Whether photographing Robert Rauschenberg amid the street detritus he transformed into his “Combine” paintings; Norman Mailer grimacing pugnaciously in Village Voice editor Dan Wolf’s office; or Senator Bobby Kennedy touring a slum apartment a year before his murder, head bowed as he passes a portrait of Jesus crowned with thorns, Fred W. McDarrah (1926–2007) documented New York’s cultural and political heavyweights with wide-open eyes. “Don’t ever turn down an assignment,” the ex-Army paratrooper once told an art director at the Voice, where he worked for five decades. “If you don’t want to do it, tell ’em it’ll cost $10,000.” In grainy black-and-white, McDarrah combined noir contrast with zesty compositions — check out a declaiming Jack Kerouac, seemingly crucified in plaid — to go beyond photojournalism and discover a postwar New York that still inspires.

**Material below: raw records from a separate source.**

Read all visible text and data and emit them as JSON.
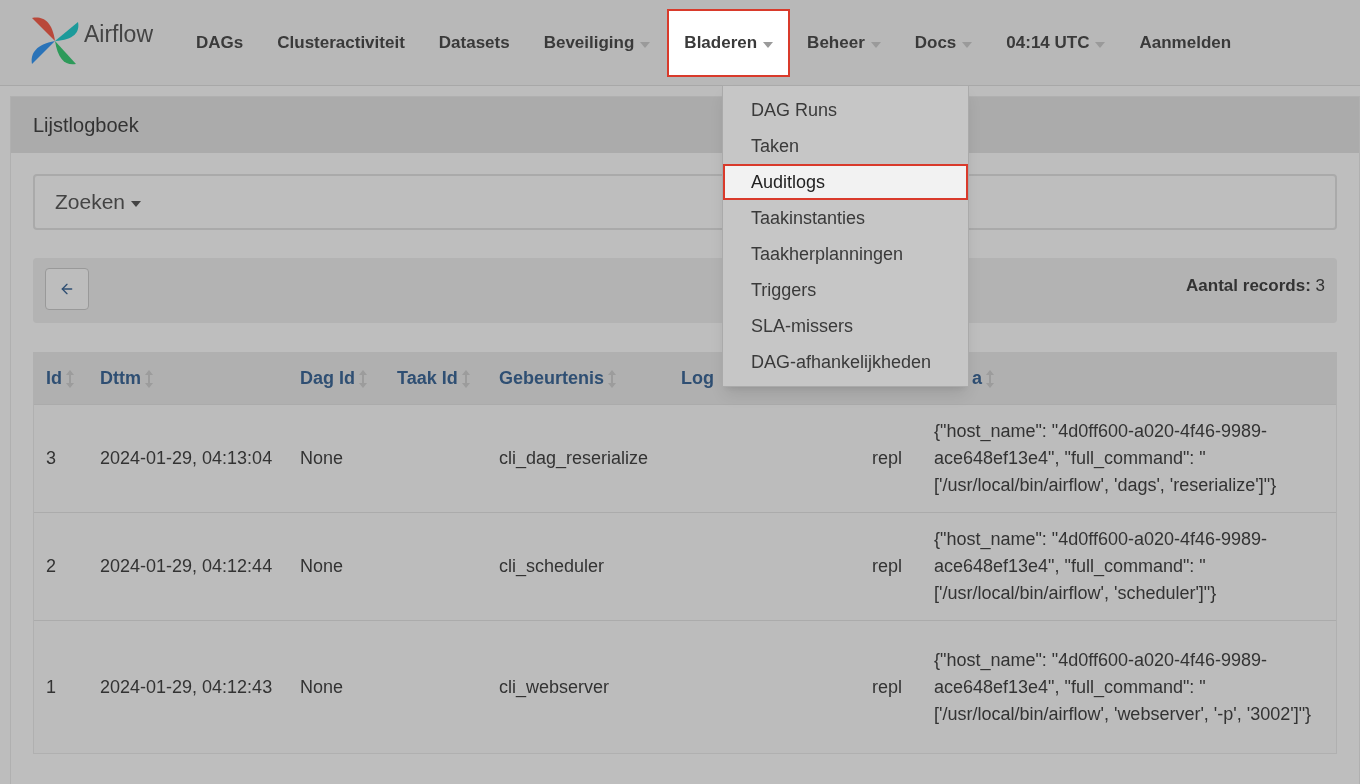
{
  "brand": "Airflow",
  "nav": [
    {
      "label": "DAGs",
      "dropdown": false,
      "selected": false
    },
    {
      "label": "Clusteractiviteit",
      "dropdown": false,
      "selected": false
    },
    {
      "label": "Datasets",
      "dropdown": false,
      "selected": false
    },
    {
      "label": "Beveiliging",
      "dropdown": true,
      "selected": false
    },
    {
      "label": "Bladeren",
      "dropdown": true,
      "selected": true
    },
    {
      "label": "Beheer",
      "dropdown": true,
      "selected": false
    },
    {
      "label": "Docs",
      "dropdown": true,
      "selected": false
    },
    {
      "label": "04:14 UTC",
      "dropdown": true,
      "selected": false
    },
    {
      "label": "Aanmelden",
      "dropdown": false,
      "selected": false
    }
  ],
  "menu": {
    "items": [
      {
        "label": "DAG Runs",
        "selected": false
      },
      {
        "label": "Taken",
        "selected": false
      },
      {
        "label": "Auditlogs",
        "selected": true
      },
      {
        "label": "Taakinstanties",
        "selected": false
      },
      {
        "label": "Taakherplanningen",
        "selected": false
      },
      {
        "label": "Triggers",
        "selected": false
      },
      {
        "label": "SLA-missers",
        "selected": false
      },
      {
        "label": "DAG-afhankelijkheden",
        "selected": false
      }
    ]
  },
  "panel": {
    "title": "Lijstlogboek",
    "search_button": "Zoeken",
    "record_count": {
      "label": "Aantal records:",
      "value": "3"
    }
  },
  "table": {
    "columns": [
      {
        "label": "Id",
        "sortable": true
      },
      {
        "label": "Dttm",
        "sortable": true
      },
      {
        "label": "Dag Id",
        "sortable": true
      },
      {
        "label": "Taak Id",
        "sortable": true
      },
      {
        "label": "Gebeurtenis",
        "sortable": true
      },
      {
        "label": "Log"
      },
      {},
      {
        "label": "a",
        "sortable": true
      }
    ],
    "rows": [
      [
        "3",
        "2024-01-29, 04:13:04",
        "None",
        null,
        "cli_dag_reserialize",
        null,
        "repl",
        "{\"host_name\": \"4d0ff600-a020-4f46-9989-ace648ef13e4\", \"full_command\": \"['/usr/local/bin/airflow', 'dags', 'reserialize']\"}"
      ],
      [
        "2",
        "2024-01-29, 04:12:44",
        "None",
        null,
        "cli_scheduler",
        null,
        "repl",
        "{\"host_name\": \"4d0ff600-a020-4f46-9989-ace648ef13e4\", \"full_command\": \"['/usr/local/bin/airflow', 'scheduler']\"}"
      ],
      [
        "1",
        "2024-01-29, 04:12:43",
        "None",
        null,
        "cli_webserver",
        null,
        "repl",
        "{\"host_name\": \"4d0ff600-a020-4f46-9989-ace648ef13e4\", \"full_command\": \"['/usr/local/bin/airflow', 'webserver', '-p', '3002']\"}"
      ]
    ]
  }
}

Tuesdays-Saturdays, 11 a.m. Starts: Feb. 5. Continues through March 8, 2014